Transforming a Neighborhood into a Brotherhood
My brothers and sisters, we are only beginning. We still have a long long way to go and I would like to share with you the burden on my heart about the problems that still confront us. If I would use a subject for what I am talking about, I would call it; Transforming a neighborhood into a brotherhood. I want to try and tell you the truth; i want to speak honestly and frankly about many problems that we face in our nation and this world. I believe that freedom is the bonus we receive for telling the truth and as Jesus said, “ye shall know the truth and the truth shall set ye free”. Transforming a neighborhood into a brotherhood.
Now there can be no gainsaying of the fact that Uganda has brought its people – downtrodden and rich alike - to an all inspiring threshold of the future. We have built gigantic buildings to kiss the skies, we have placed time in chains and we have curved highways midair. This is what our nation has done. What I want to say to you my friends is that when we look to the other side, something basic is missing. We suffer from a kind of poverty of the spirit which stands in glaring contrast to our technological abundance. We’ve learnt to swim the seas like fish and to fly the air like birds and yet we have not learnt the simple art of walking like brothers and sisters. This is the great dilemma facing Uganda and many an African nation. It comes to this point now; we must all learn to live together as brothers and sisters or we will all perish together as fools!
There are two things that we must deal with if we are going to transform this neighborhood into a brotherhood. We have to deal with the problem of tribalism and we have to deal with the problem of economic and human injustices. More and more we have to tell the truth about this problems and the truth means saying to our leaders that tribal injustice is the poor man’s burden and the rich man’s shame. Admittedly we have made some strides, we’ve made some progress but this should not cause any of us to become apathetic, lax or complacent. We need to recognize that the plant of freedom has grown just a bud and not yet a flower. The problems that we face are still very serious.

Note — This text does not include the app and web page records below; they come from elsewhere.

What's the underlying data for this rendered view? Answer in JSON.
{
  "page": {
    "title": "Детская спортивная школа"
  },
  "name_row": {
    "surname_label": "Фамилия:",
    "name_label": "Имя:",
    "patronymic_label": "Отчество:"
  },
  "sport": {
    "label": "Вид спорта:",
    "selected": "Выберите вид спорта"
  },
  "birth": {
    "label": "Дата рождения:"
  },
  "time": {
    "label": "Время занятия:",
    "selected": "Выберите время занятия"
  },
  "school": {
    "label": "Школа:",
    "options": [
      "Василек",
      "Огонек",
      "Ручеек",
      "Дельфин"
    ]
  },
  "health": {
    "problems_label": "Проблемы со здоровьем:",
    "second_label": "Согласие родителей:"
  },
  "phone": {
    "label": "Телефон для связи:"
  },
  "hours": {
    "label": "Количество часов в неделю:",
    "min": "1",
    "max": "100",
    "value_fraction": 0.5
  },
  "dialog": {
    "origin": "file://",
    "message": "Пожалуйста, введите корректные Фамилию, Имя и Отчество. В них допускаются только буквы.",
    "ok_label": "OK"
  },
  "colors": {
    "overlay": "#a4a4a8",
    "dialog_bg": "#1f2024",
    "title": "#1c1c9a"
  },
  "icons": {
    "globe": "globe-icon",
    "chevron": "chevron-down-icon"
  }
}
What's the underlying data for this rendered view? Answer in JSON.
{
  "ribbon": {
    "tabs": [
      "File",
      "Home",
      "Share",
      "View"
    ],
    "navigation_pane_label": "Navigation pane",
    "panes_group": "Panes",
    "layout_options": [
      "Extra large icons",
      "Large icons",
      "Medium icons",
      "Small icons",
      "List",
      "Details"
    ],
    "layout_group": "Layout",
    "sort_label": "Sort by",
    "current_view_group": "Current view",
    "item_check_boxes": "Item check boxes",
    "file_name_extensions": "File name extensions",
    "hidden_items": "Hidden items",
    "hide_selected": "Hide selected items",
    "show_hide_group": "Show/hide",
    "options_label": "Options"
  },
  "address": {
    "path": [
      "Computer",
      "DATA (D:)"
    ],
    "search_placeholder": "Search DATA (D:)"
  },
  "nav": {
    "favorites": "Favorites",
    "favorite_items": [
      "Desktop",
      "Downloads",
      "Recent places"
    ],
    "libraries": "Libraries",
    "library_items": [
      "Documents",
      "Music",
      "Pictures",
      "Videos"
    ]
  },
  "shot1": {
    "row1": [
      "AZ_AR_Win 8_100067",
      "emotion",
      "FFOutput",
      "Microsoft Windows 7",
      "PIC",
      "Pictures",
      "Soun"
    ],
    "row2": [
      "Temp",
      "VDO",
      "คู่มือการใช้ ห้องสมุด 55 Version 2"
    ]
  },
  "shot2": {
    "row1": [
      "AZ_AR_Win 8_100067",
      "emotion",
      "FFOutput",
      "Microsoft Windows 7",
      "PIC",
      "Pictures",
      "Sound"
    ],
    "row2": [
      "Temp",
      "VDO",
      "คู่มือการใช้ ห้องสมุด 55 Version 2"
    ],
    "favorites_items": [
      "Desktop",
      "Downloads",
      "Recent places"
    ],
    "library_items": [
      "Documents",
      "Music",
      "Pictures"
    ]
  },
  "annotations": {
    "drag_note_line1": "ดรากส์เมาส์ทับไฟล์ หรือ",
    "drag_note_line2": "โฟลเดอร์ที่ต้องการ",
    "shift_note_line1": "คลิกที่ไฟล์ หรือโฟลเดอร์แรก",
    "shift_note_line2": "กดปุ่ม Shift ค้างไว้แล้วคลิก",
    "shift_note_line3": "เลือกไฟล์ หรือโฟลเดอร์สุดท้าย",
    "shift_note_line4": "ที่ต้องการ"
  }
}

Uganda has constantly made positive steps forward on Human Rights but it has usually simultaneously made a step backwards. There has never been a single, solid determined commitment by politicians on the question of genuine equality for the “poor man and woman”. On 9th October 1962, the poor man and woman were freed from the bondage of physical slavery through the emancipation proclamation but he wasn’t “given” any land to make that freedom meaningful. It was something like having a man unjustly imprisoned for 30 or 40 years and suddenly you discover that he is innocent, that he has been unjustly jailed for 30 or 40 years and then you simply go up to the man and say, now you are free. But you don’t give him any bus fare to get to town or somewhere he recalls as home after close to a decade in incarceration. You don’t give him any money to buy clothes to put on his back. You don’t give him any money to get on his feet so that he can rise up once more as a man. Emancipation for the poor was freedom to hunger. It was freedom to the winds and rains of heaven. It was freedom without a roof over their heads, Freedom without bread to eat, Freedom without land to cultivate. It was freedom and famine at the same time. This is what happens to the poor man in Uganda today – he has just been set free from Jail.
I have lived in Uganda for a while now and I always get a little worried when I hear the definition of responsible leader because so often when some people call you a responsible leader they are really telling you that you are a leader who will not tell the truth on behalf of your people. So often they mean that you are a leader more concerned about your budget than you are concerned about the freedom of your people. So often they really mean that you are a leader willing to say to the existing power structure what they want to hear rather than what they ought to hear. If we understand this then we will understand that; the politician is not protecting what he thinks is morally right, he is defending what he thinks is morally profitable.
We are somebody. I will start with my own self by freeing my own psyche, my own soul this is where i have got to start from, and this is where I think you also need to consider starting from too.